It’s so easy to be a Yankees fan.
Only recently have I managed to enjoy my son’s small successes by celebrating them as successes. A good day is a good day. Let it be a good day. A good day is not an instrument of torture designed to ratchet up the agony of your ultimate and inevitable anguish. When you start to fear good days, you have gone down a dangerous path. A good day can lead to hope, and hope can later be extinguished, but a good day is a good day, and you have to find a way to weave that into your life.
The day you think of a post-season victory by the Red Sox as an act of cruelty aimed at your heart, you have become less human. A post-season victory is a good day. Happiness is not an end state, but a fleeting moment. When it catches you (it never seems to work the other way around) gather it like a thirsty, shipwrecked sailor gathers rain. Honor it. There were some beautiful moments this season before that crushing Yankee home run in the eleventh inning that pulled down the curtain on it all. Does that home run have the power to turn all those gemstones into daggers? No… a beautiful moment is a beautiful moment. I hate the Yankees. And I don’t give a good goddamn about building character by losing. I wish my son’s brain wasn’t so cruelly ravaged by this hateful malady. I am not well-adjusted. I am angry and unreformed. Every day I ache. But a beautiful moment must not be denied. If I can see my son smiling and that makes me smile, that’s a good moment. And for all the Sox did this season, well, I challenge you to take away from them what they did for you. They gave you something wonderful and you took it. That’s as happy as happy gets. They were not taunting you. They were not setting you up. They were playing their hearts out. As I say to Jay when bitterness wells up in my throat and my teeth clench in frustration, “It’s not my fault. It’s not your fault.” No one can make you hope. You have to take responsibility for it yourself when you do hope. You cannot make happiness conditional, because there is no end to conditions. Make up your mind now: either let victories be victories when they happen or live forever in the dark shadow of defeat. Some days grind you into bitterness. But a good day is a good day.

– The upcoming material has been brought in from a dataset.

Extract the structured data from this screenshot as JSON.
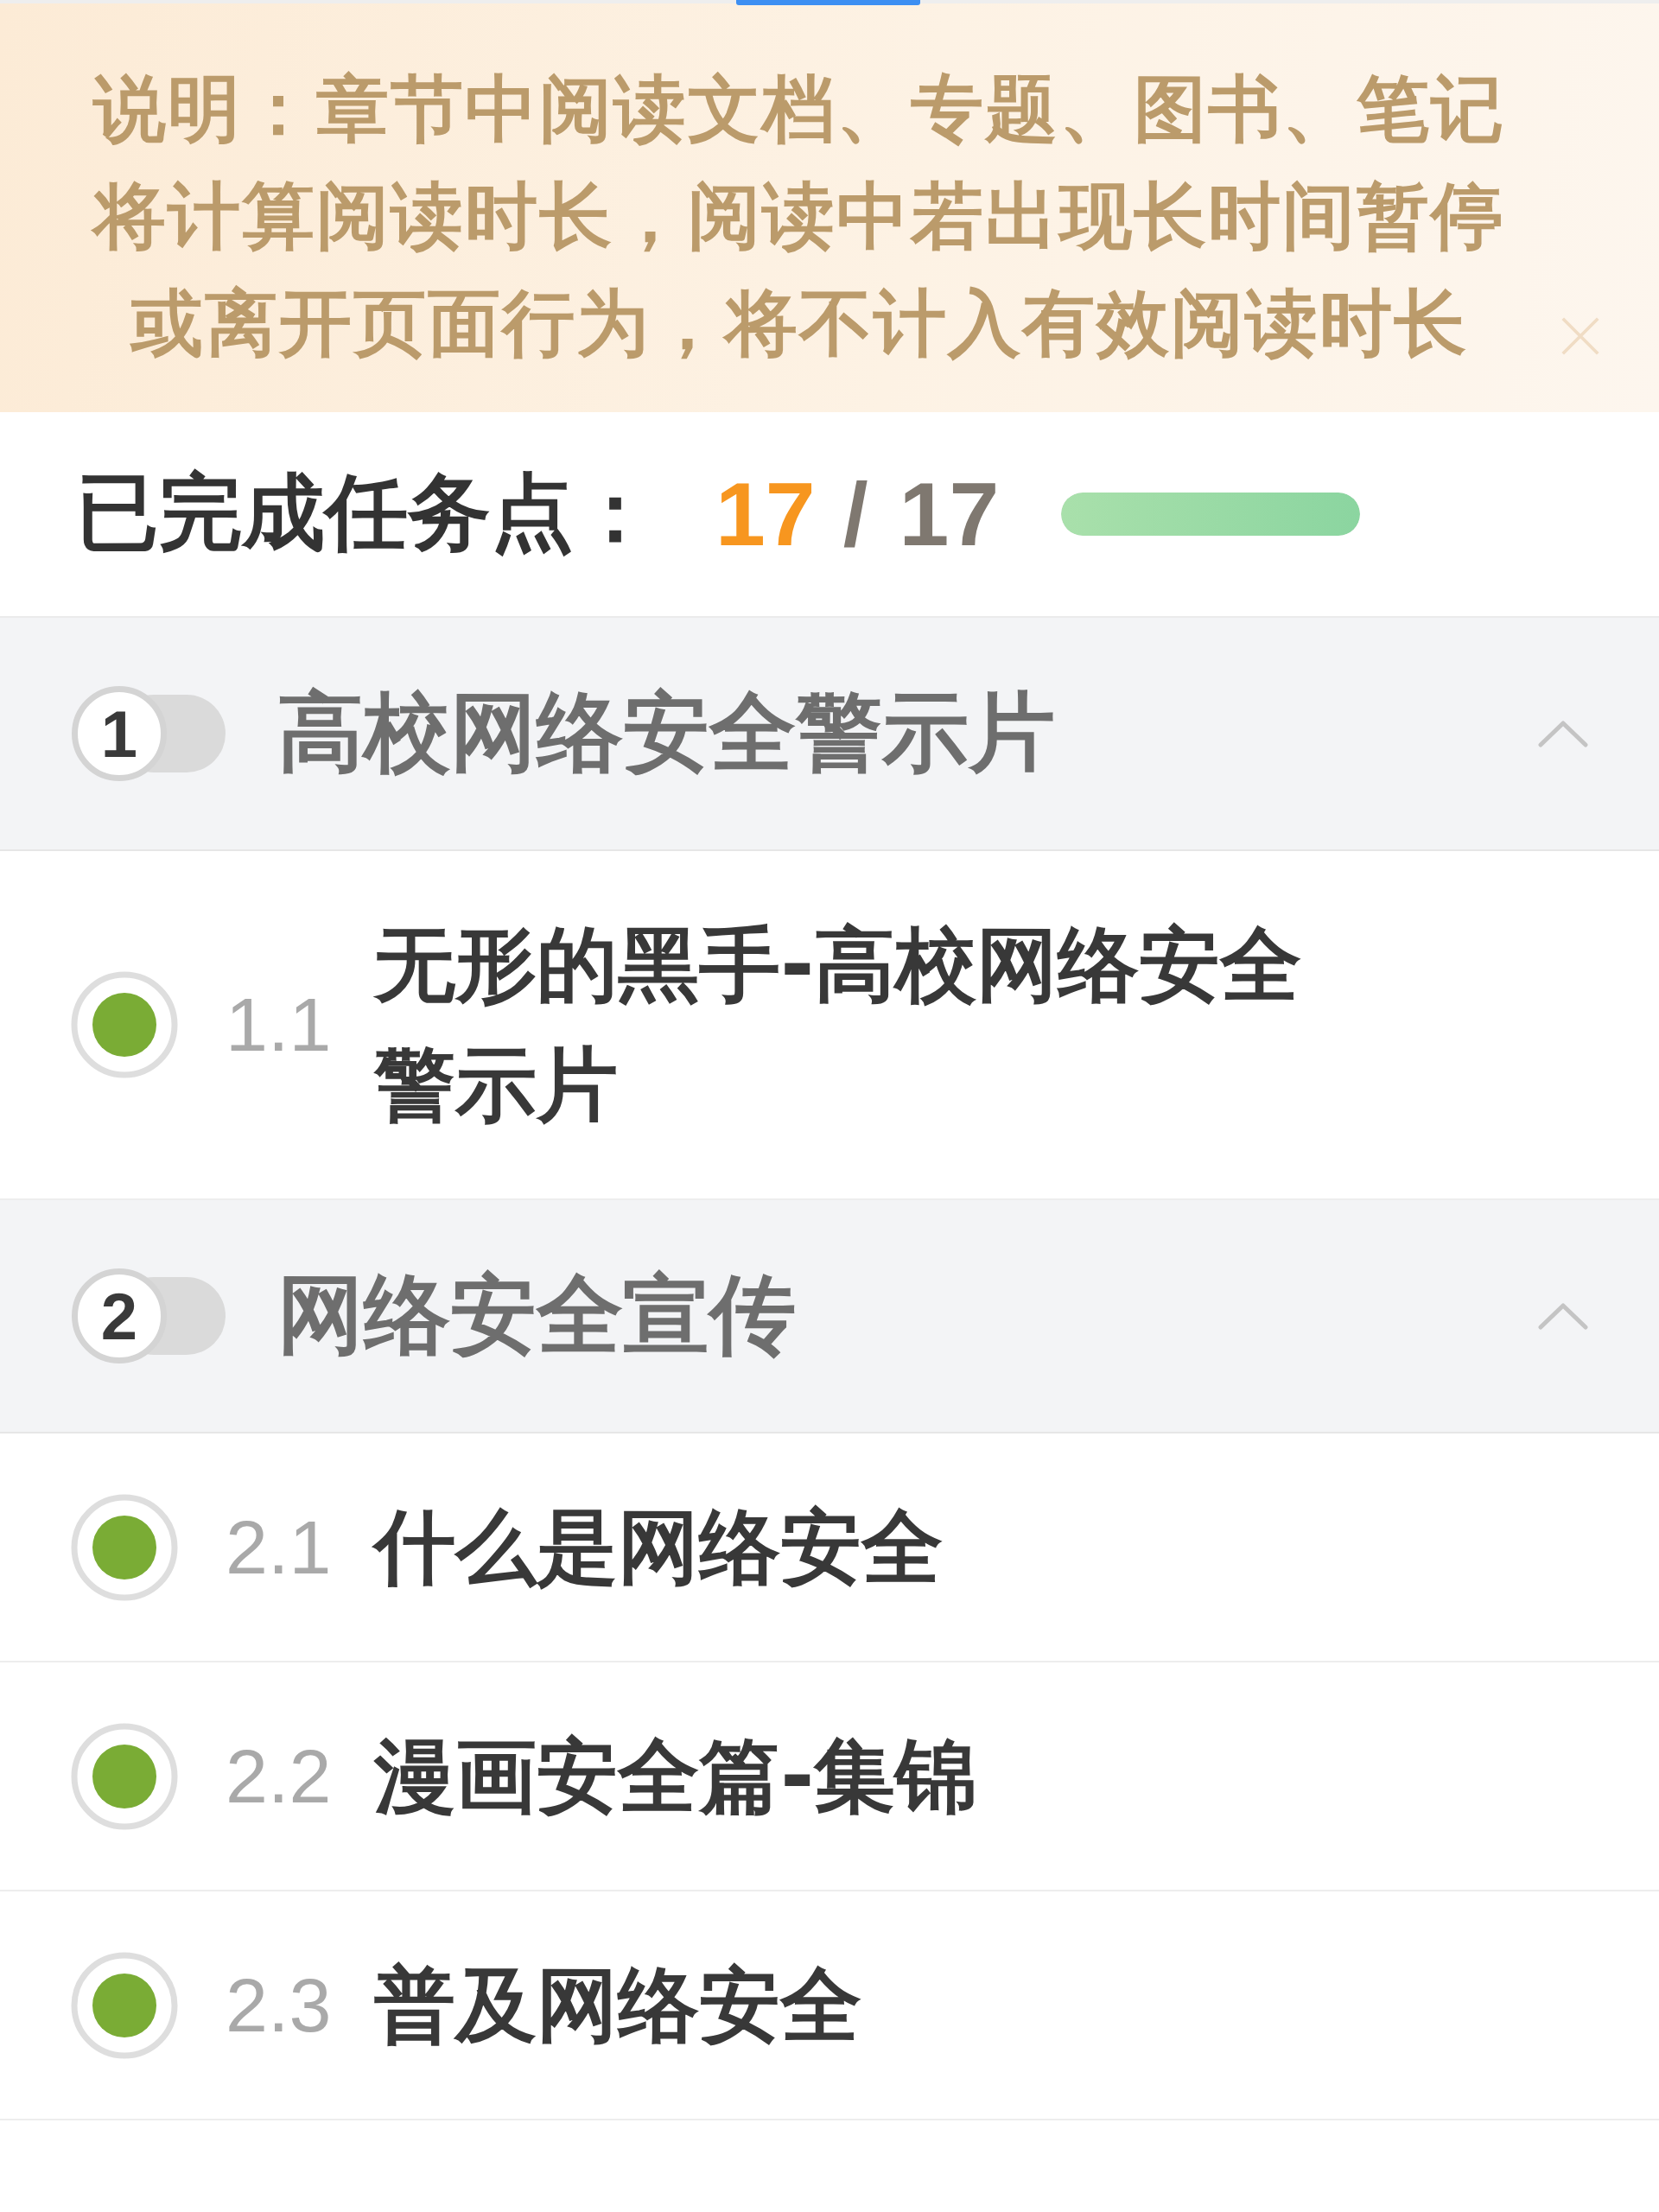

As the cruel Red Sox losses accumulate, the lore deepens and the story only gets richer. It’s so painful! But how can you not fall more tragically and completely under their spell? As for me, after a long day of dealing with Jay, dealing with scratching and screeching, I want you to see him on my lap with his sippy cup, smiling and looking into my eyes. Do I dare fall more deeply and tragically in love with him?